--- Information provided Enclosed Below ---

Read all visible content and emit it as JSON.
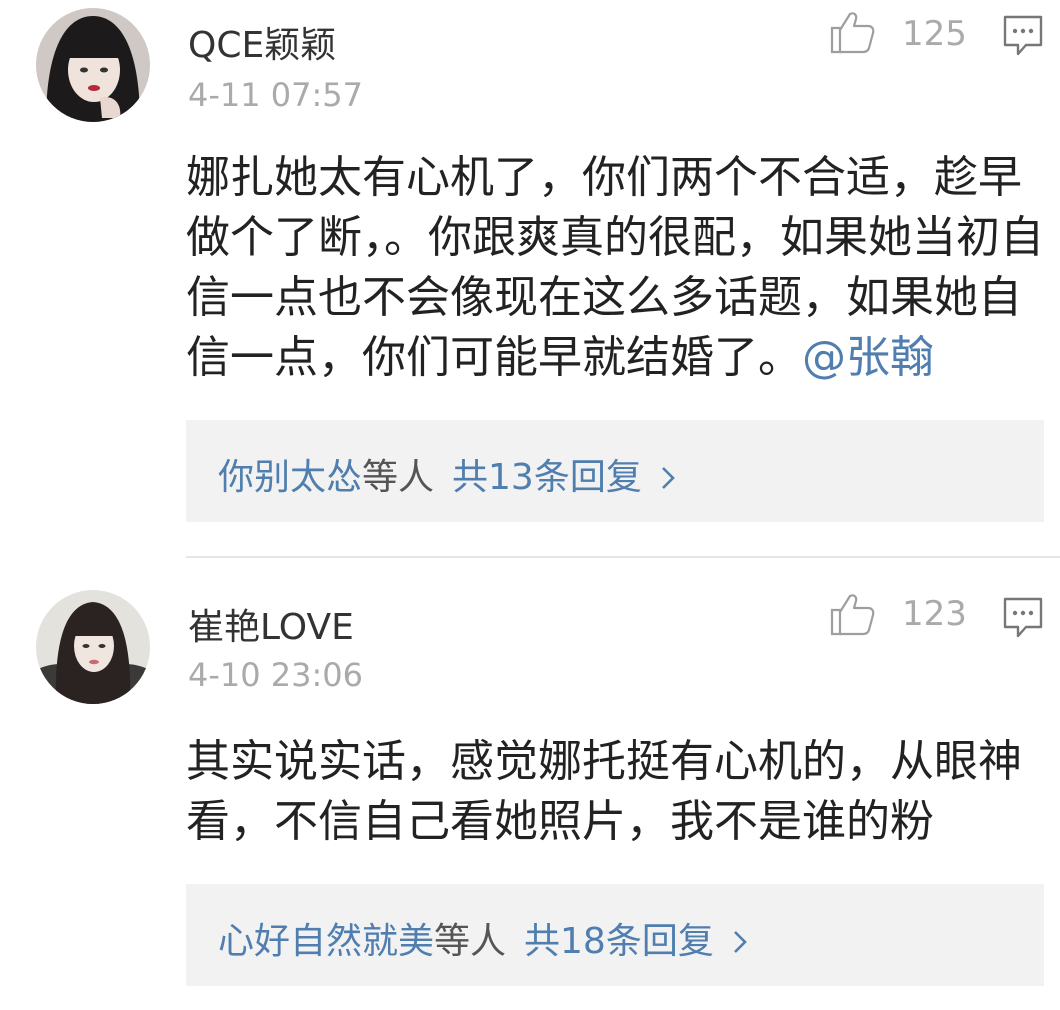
{
  "comments": [
    {
      "username": "QCE颖颖",
      "timestamp": "4-11 07:57",
      "likes": "125",
      "text": "娜扎她太有心机了，你们两个不合适，趁早做个了断，。你跟爽真的很配，如果她当初自信一点也不会像现在这么多话题，如果她自信一点，你们可能早就结婚了。",
      "mention": "@张翰",
      "replies": {
        "first_user": "你别太怂",
        "others_label": "等人",
        "count_label": "共13条回复"
      },
      "icons": {
        "avatar": "avatar-icon",
        "like": "thumbs-up-icon",
        "reply": "comment-bubble-icon",
        "chevron": "chevron-right-icon"
      }
    },
    {
      "username": "崔艳LOVE",
      "timestamp": "4-10 23:06",
      "likes": "123",
      "text": "其实说实话，感觉娜托挺有心机的，从眼神看，不信自己看她照片，我不是谁的粉",
      "mention": "",
      "replies": {
        "first_user": "心好自然就美",
        "others_label": "等人",
        "count_label": "共18条回复"
      },
      "icons": {
        "avatar": "avatar-icon",
        "like": "thumbs-up-icon",
        "reply": "comment-bubble-icon",
        "chevron": "chevron-right-icon"
      }
    }
  ],
  "colors": {
    "link": "#4f7eaf",
    "meta": "#aaaaaa",
    "text": "#222222",
    "reply_box_bg": "#f2f2f2"
  }
}
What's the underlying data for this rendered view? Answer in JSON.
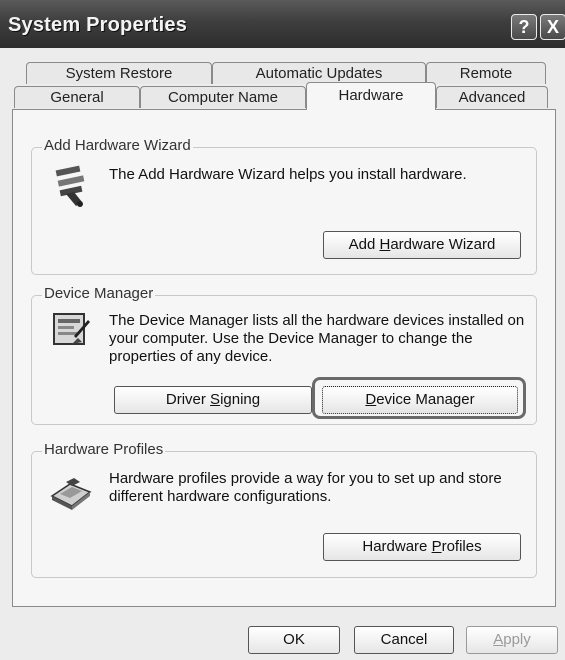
{
  "window": {
    "title": "System Properties",
    "help_glyph": "?",
    "close_glyph": "X"
  },
  "tabs_row1": [
    {
      "label": "System Restore"
    },
    {
      "label": "Automatic Updates"
    },
    {
      "label": "Remote"
    }
  ],
  "tabs_row2": [
    {
      "label": "General"
    },
    {
      "label": "Computer Name"
    },
    {
      "label": "Hardware",
      "active": true
    },
    {
      "label": "Advanced"
    }
  ],
  "groups": {
    "add_hardware": {
      "title": "Add Hardware Wizard",
      "description": "The Add Hardware Wizard helps you install hardware.",
      "button": {
        "pre": "Add ",
        "key": "H",
        "post": "ardware Wizard"
      },
      "icon": "add-hardware-icon"
    },
    "device_manager": {
      "title": "Device Manager",
      "description": "The Device Manager lists all the hardware devices installed on your computer. Use the Device Manager to change the properties of any device.",
      "driver_button": {
        "pre": "Driver ",
        "key": "S",
        "post": "igning"
      },
      "manager_button": {
        "pre": "",
        "key": "D",
        "post": "evice Manager"
      },
      "icon": "device-manager-icon"
    },
    "hardware_profiles": {
      "title": "Hardware Profiles",
      "description": "Hardware profiles provide a way for you to set up and store different hardware configurations.",
      "button": {
        "pre": "Hardware ",
        "key": "P",
        "post": "rofiles"
      },
      "icon": "hardware-profiles-icon"
    }
  },
  "footer": {
    "ok_label": "OK",
    "cancel_label": "Cancel",
    "apply": {
      "pre": "",
      "key": "A",
      "post": "pply",
      "disabled": true
    }
  },
  "colors": {
    "titlebar": "#3e3e3e",
    "dialog_bg": "#ececec",
    "panel_bg": "#f6f6f6",
    "highlight_ring": "#6a6a6a"
  }
}
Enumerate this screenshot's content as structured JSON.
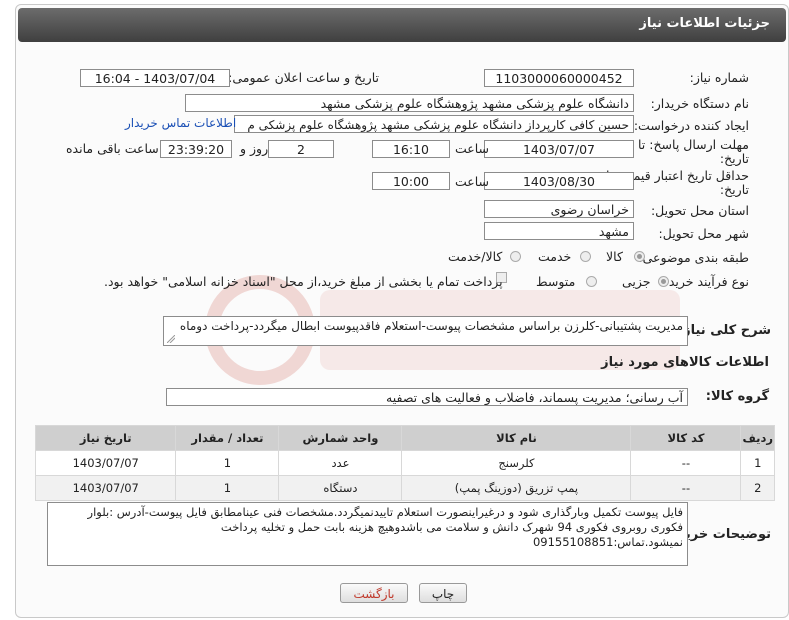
{
  "header": {
    "title": "جزئیات اطلاعات نیاز"
  },
  "fields": {
    "need_number_label": "شماره نیاز:",
    "need_number": "1103000060000452",
    "announce_label": "تاریخ و ساعت اعلان عمومی:",
    "announce_value": "1403/07/04 - 16:04",
    "buyer_org_label": "نام دستگاه خریدار:",
    "buyer_org": "دانشگاه علوم پزشکی مشهد   پژوهشگاه علوم پزشکی مشهد",
    "requester_label": "ایجاد کننده درخواست:",
    "requester": "حسین کافی کارپرداز دانشگاه علوم پزشکی مشهد   پژوهشگاه علوم پزشکی م",
    "contact_link": "اطلاعات تماس خریدار",
    "deadline_label_1": "مهلت ارسال پاسخ: تا",
    "deadline_label_2": "تاریخ:",
    "deadline_date": "1403/07/07",
    "time_label": "ساعت",
    "deadline_time": "16:10",
    "days_value": "2",
    "days_label": "روز و",
    "remaining_time": "23:39:20",
    "remaining_label": "ساعت باقی مانده",
    "validity_label_1": "حداقل تاریخ اعتبار قیمت: تا",
    "validity_label_2": "تاریخ:",
    "validity_date": "1403/08/30",
    "validity_time": "10:00",
    "province_label": "استان محل تحویل:",
    "province": "خراسان رضوی",
    "city_label": "شهر محل تحویل:",
    "city": "مشهد",
    "category_label": "طبقه بندی موضوعی:",
    "cat_goods": "کالا",
    "cat_service": "خدمت",
    "cat_goods_service": "کالا/خدمت",
    "process_label": "نوع فرآیند خرید :",
    "proc_partial": "جزیی",
    "proc_medium": "متوسط",
    "payment_note": "پرداخت تمام یا بخشی از مبلغ خرید،از محل \"اسناد خزانه اسلامی\" خواهد بود."
  },
  "summary": {
    "label": "شرح کلی نیاز:",
    "text": "مدیریت پشتیبانی-کلرزن براساس مشخصات پیوست-استعلام فاقدپیوست ابطال میگردد-پرداخت دوماه"
  },
  "goods_section": {
    "title": "اطلاعات کالاهای مورد نیاز",
    "group_label": "گروه کالا:",
    "group_value": "آب رسانی؛ مدیریت پسماند، فاضلاب و فعالیت های تصفیه"
  },
  "table": {
    "headers": [
      "ردیف",
      "کد کالا",
      "نام کالا",
      "واحد شمارش",
      "تعداد / مقدار",
      "تاریخ نیاز"
    ],
    "rows": [
      [
        "1",
        "--",
        "کلرسنج",
        "عدد",
        "1",
        "1403/07/07"
      ],
      [
        "2",
        "--",
        "پمپ تزریق (دوزینگ پمپ)",
        "دستگاه",
        "1",
        "1403/07/07"
      ]
    ]
  },
  "buyer_notes": {
    "label": "توضیحات خریدار:",
    "line1": "فایل پیوست تکمیل وبارگذاری شود و درغیراینصورت استعلام تاییدنمیگردد.مشخصات فنی عینامطابق فایل پیوست-آدرس :بلوار",
    "line2": "فکوری روبروی فکوری 94 شهرک دانش و سلامت می باشدوهیچ هزینه بابت حمل و تخلیه پرداخت",
    "line3": "نمیشود.تماس:09155108851"
  },
  "buttons": {
    "print": "چاپ",
    "back": "بازگشت"
  },
  "colors": {
    "header_bg": "#4d4d4d",
    "link": "#1a4fb5",
    "back_text": "#c0392b"
  }
}
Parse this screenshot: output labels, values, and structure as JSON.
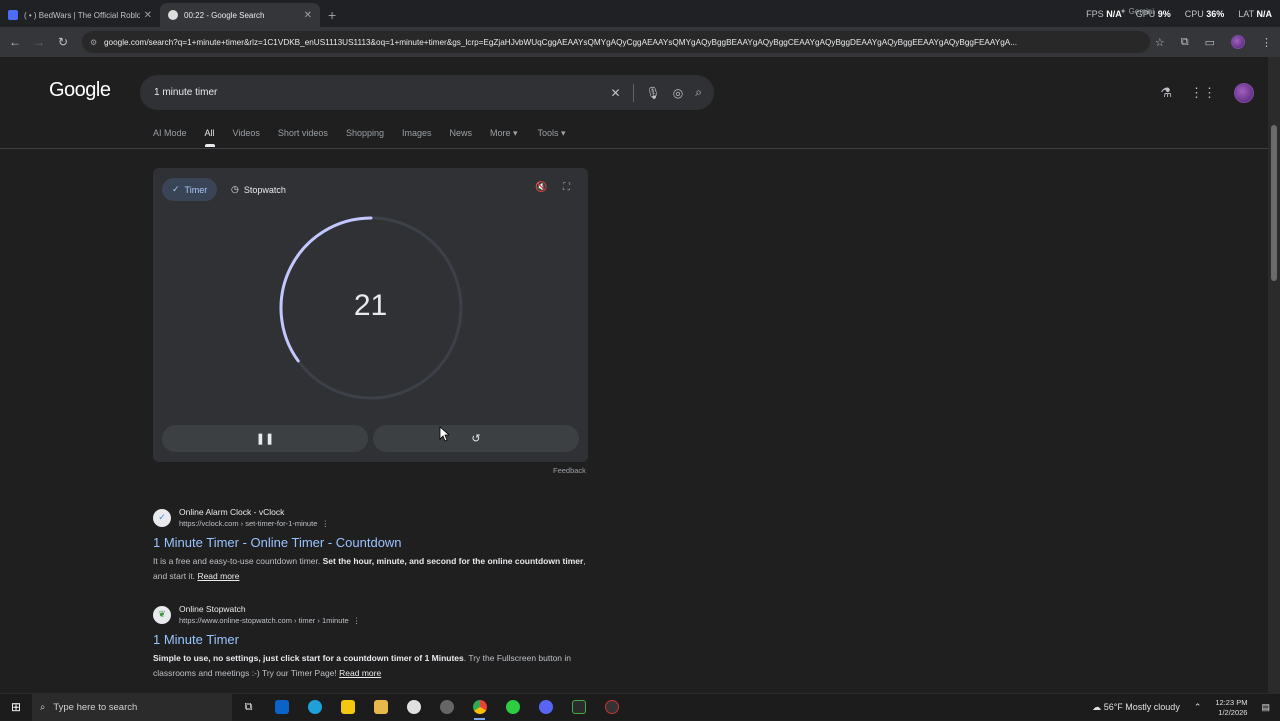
{
  "browser": {
    "tabs": [
      {
        "title": "( • ) BedWars | The Official Roblox",
        "active": false,
        "favicon_color": "#4a6cf7"
      },
      {
        "title": "00:22 - Google Search",
        "active": true,
        "favicon_color": "#dddddd"
      }
    ],
    "overlay_stats": {
      "fps_label": "FPS",
      "fps_value": "N/A",
      "gpu_label": "GPU",
      "gpu_value": "9%",
      "cpu_label": "CPU",
      "cpu_value": "36%",
      "lat_label": "LAT",
      "lat_value": "N/A",
      "gemini_label": "Gemini"
    },
    "url": "google.com/search?q=1+minute+timer&rlz=1C1VDKB_enUS1113US1113&oq=1+minute+timer&gs_lcrp=EgZjaHJvbWUqCggAEAAYsQMYgAQyCggAEAAYsQMYgAQyBggBEAAYgAQyBggCEAAYgAQyBggDEAAYgAQyBggEEAAYgAQyBggFEAAYgA..."
  },
  "google": {
    "logo": "Google",
    "query": "1 minute timer",
    "nav_tabs": [
      "AI Mode",
      "All",
      "Videos",
      "Short videos",
      "Shopping",
      "Images",
      "News",
      "More ▾",
      "Tools ▾"
    ],
    "active_tab": "All"
  },
  "timer": {
    "tab_timer": "Timer",
    "tab_stopwatch": "Stopwatch",
    "remaining_seconds": "21",
    "total_seconds": 60,
    "feedback": "Feedback",
    "ring_color": "#c2c8ff"
  },
  "results": [
    {
      "site_name": "Online Alarm Clock - vClock",
      "url": "https://vclock.com › set-timer-for-1-minute",
      "title": "1 Minute Timer - Online Timer - Countdown",
      "snippet_plain": "It is a free and easy-to-use countdown timer.",
      "snippet_bold": "Set the hour, minute, and second for the online countdown timer",
      "snippet_tail": ", and start it.",
      "read_more": "Read more"
    },
    {
      "site_name": "Online Stopwatch",
      "url": "https://www.online-stopwatch.com › timer › 1minute",
      "title": "1 Minute Timer",
      "snippet_bold": "Simple to use, no settings, just click start for a countdown timer of 1 Minutes",
      "snippet_tail": ". Try the Fullscreen button in classrooms and meetings :-) Try our Timer Page!",
      "read_more": "Read more"
    }
  ],
  "taskbar": {
    "search_placeholder": "Type here to search",
    "weather": "56°F  Mostly cloudy",
    "time": "12:23 PM",
    "date": "1/2/2026"
  }
}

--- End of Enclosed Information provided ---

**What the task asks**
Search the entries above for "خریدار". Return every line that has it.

**Your response**
    "buyer_org_label": "نام دستگاه خریدار:",
    "contact_link": "اطلاعات تماس خریدار",
    "label": "توضیحات خریدار:",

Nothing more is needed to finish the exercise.